After a year’s “sabbatical”, the winter dance showcase is back this January 28th and 29th. The program will consist of seventeen pieces, most of which have been choreographed entirely by students.
“I think what is most remarkable about the winter showcase is the fact that a bunch of high school students can generate, produce, and direct their own show; that type of thing does not usually happen until college,” the Director of Dance Department Jennifer Whitcomb praised.
It definitely is remarkable, and it involves a lot of hard work from several different people. Creating a great show in a limited amount of time requires not only dancers but also choreographers, costume designers, and techies. The unusual thing about the production of the winter showcase is that students fill all of these positions.

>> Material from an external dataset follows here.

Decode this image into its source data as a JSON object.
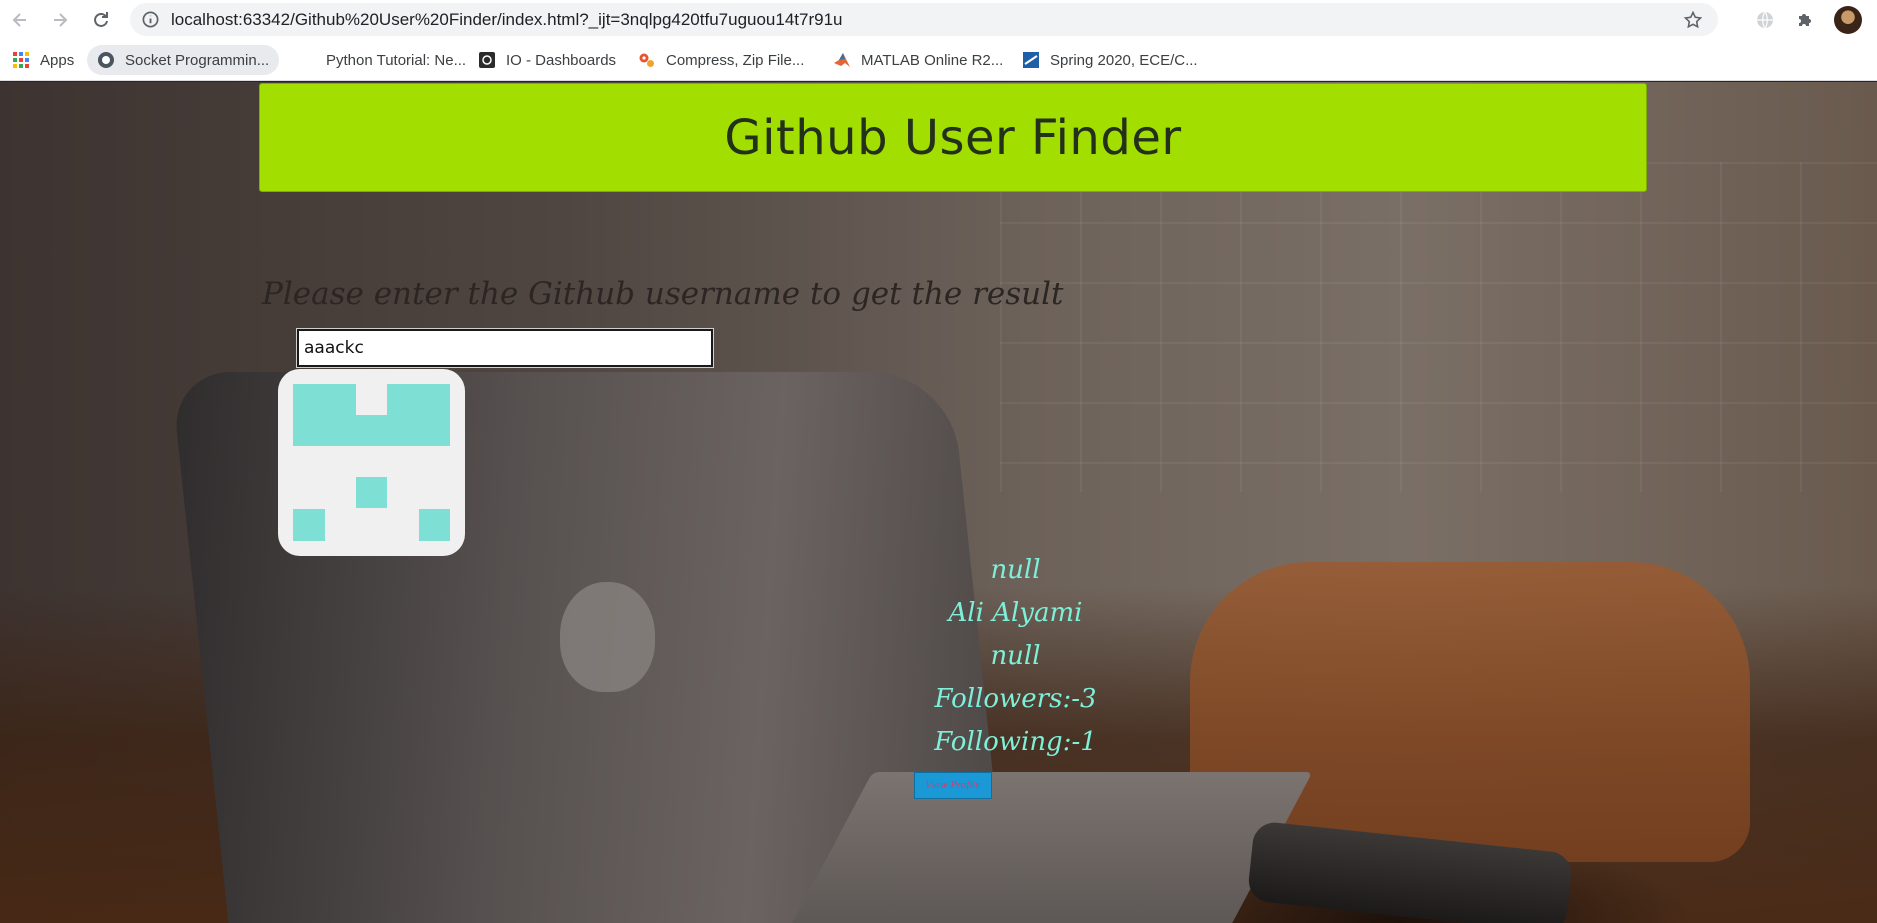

To better understand how the show comes to life, choreographer Daryl Cooley ’10 broke the process down into seven steps:
- “First, you need to decide the type of dance you want to create,” Cooley explained. “Once you have that figured out, you can start looking for the perfect music.” The next part is a tedious one. “Then you have to listen to the music about a hundred times and see what images come to mind.”
- Now it’s time to start making the “official” decisions for the piece. “After you’ve listened to the music, take those images and try to turn them into formations, so you can see how many dancers you want to include. Also, it’s good to start thinking about the actual steps and combinations for the piece,” Cooley continued.

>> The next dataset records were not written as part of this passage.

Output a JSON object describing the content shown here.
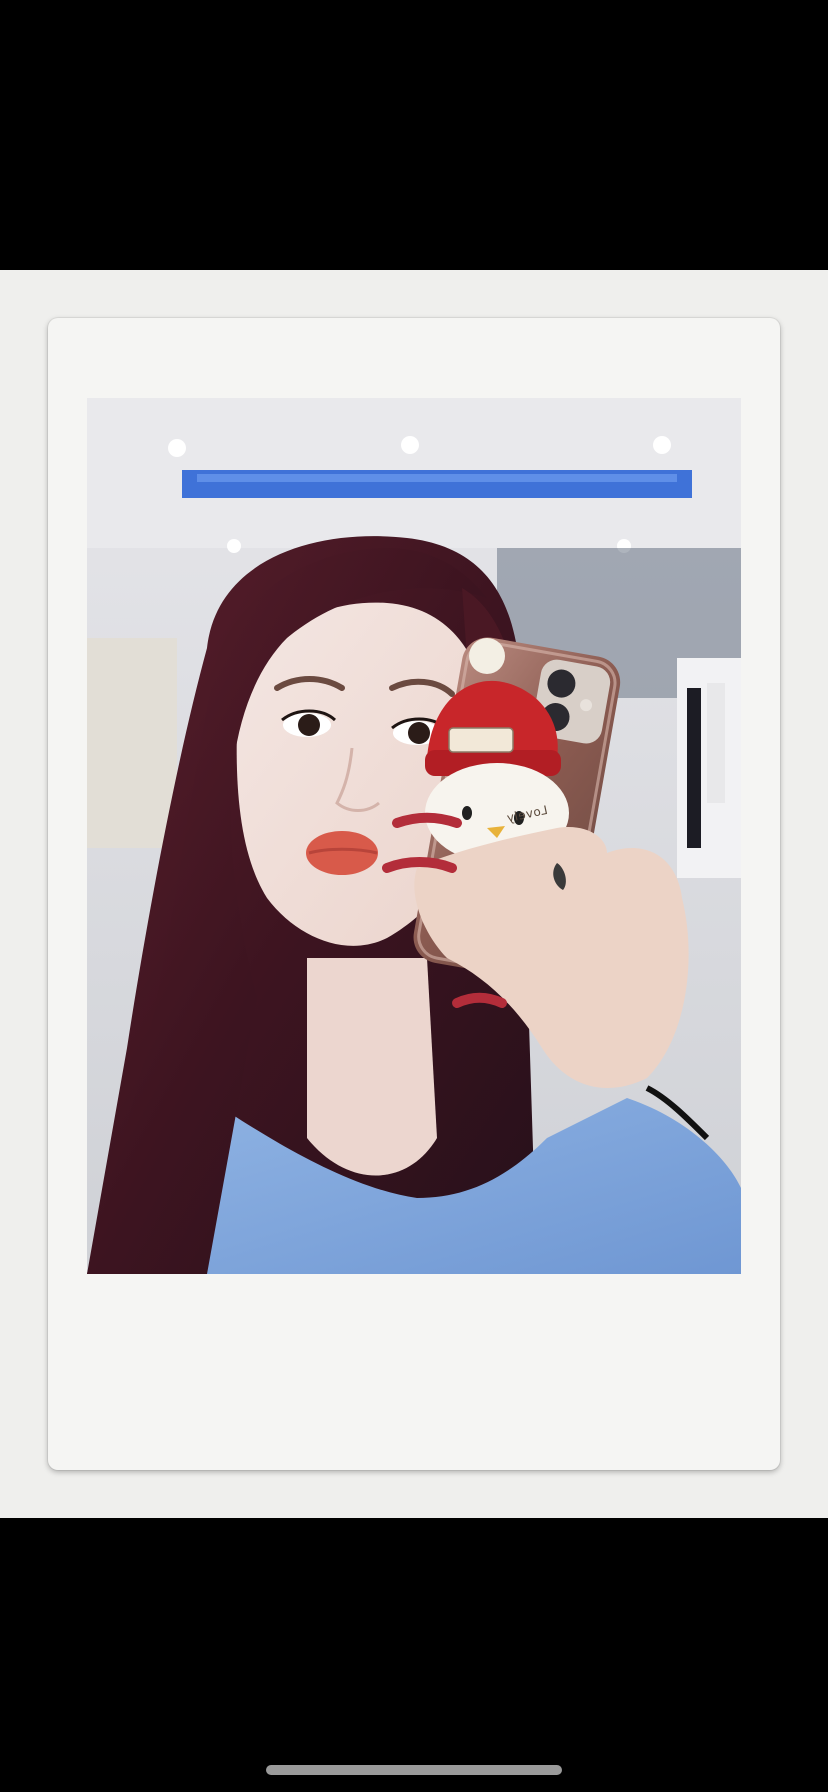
{
  "viewer": {
    "background_color": "#000000",
    "frame_color": "#f5f5f3"
  },
  "photo": {
    "phone_case_tag": "Lovely"
  },
  "home_indicator": {
    "color": "#9a9a9a"
  }
}
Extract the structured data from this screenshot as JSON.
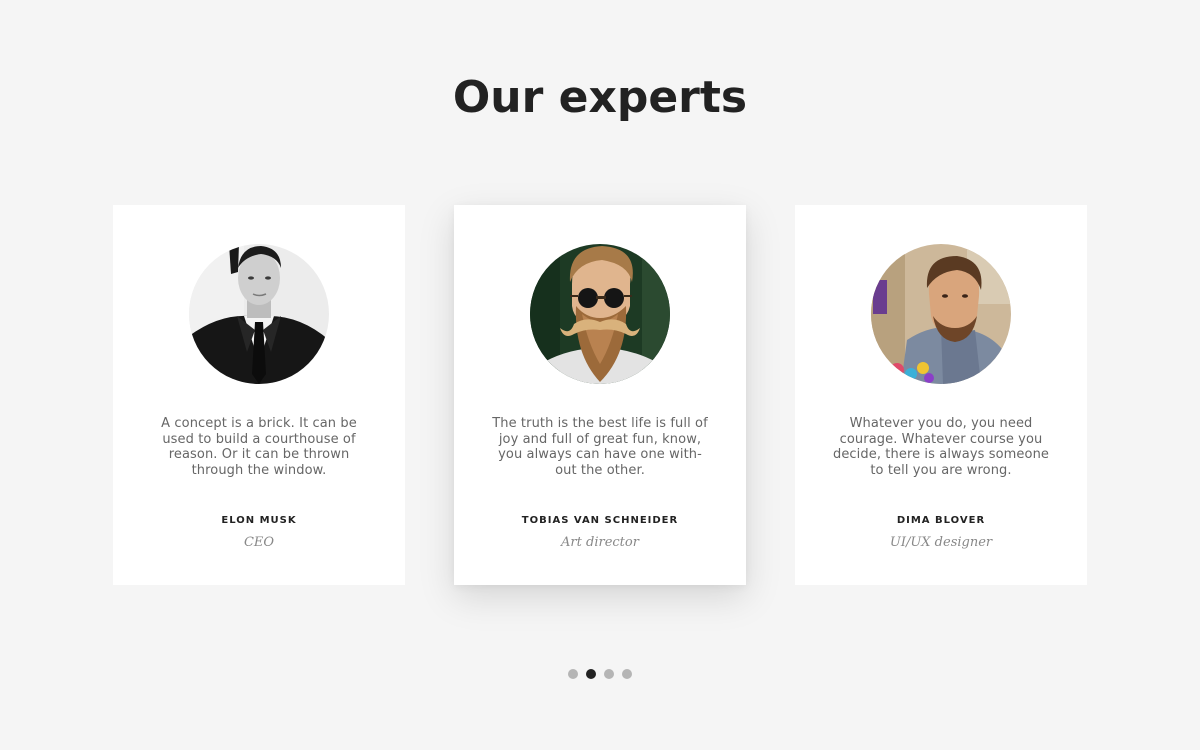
{
  "section": {
    "title": "Our experts"
  },
  "experts": [
    {
      "quote": "A concept is a brick. It can be used to build a courthouse of reason. Or it can be thrown through the window.",
      "name": "ELON MUSK",
      "role": "CEO"
    },
    {
      "quote": "The truth is the best life is full of joy and full of great fun, know, you always can have one with-out the other.",
      "name": "TOBIAS VAN SCHNEIDER",
      "role": "Art director"
    },
    {
      "quote": "Whatever you do, you need courage. Whatever course you decide, there is always someone to tell you are wrong.",
      "name": "DIMA BLOVER",
      "role": "UI/UX designer"
    }
  ],
  "pagination": {
    "total": 4,
    "active_index": 1
  },
  "colors": {
    "background": "#f5f5f5",
    "card": "#ffffff",
    "heading": "#222222",
    "body_text": "#666666",
    "role_text": "#888888",
    "dot_inactive": "#b5b5b5",
    "dot_active": "#222222"
  }
}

- Then you have to cast dancers to be in your piece, or you can hold auditions. “This is a difficult choice because there are pluses and minuses to both options. If you ask the dancers directly, you know exactly who you are working with, and you can choreograph the piece around their abilities and talents. However, if you hold auditions, the dancers you want may not show up. Nevertheless, you know that those dancers who showed up are committed to your piece.”
- The next step is to choreograph the piece. “If I have a lot of dancers in the piece, I often use small objects, like pennies, to see how different formations would work with the music and the movement,” Cooley said.
- After choreographing some of the piece, you have to hold rehearsals and teach the steps to the dancers. Once the dancers know the choreography, you should run through the dance with the dancers, clean up the timing, and clarify the movement.
- This sixth step takes creativity, and a slight knowledge of lighting techniques. “Choosing the costumes and planning the lighting schemes are actually the hardest parts for me!” Cooley laughed.
- The last step falls to the responsibility of the audience. On Friday, Saturday, or on both days, sit back, relax, and enjoy the winter dance showcase!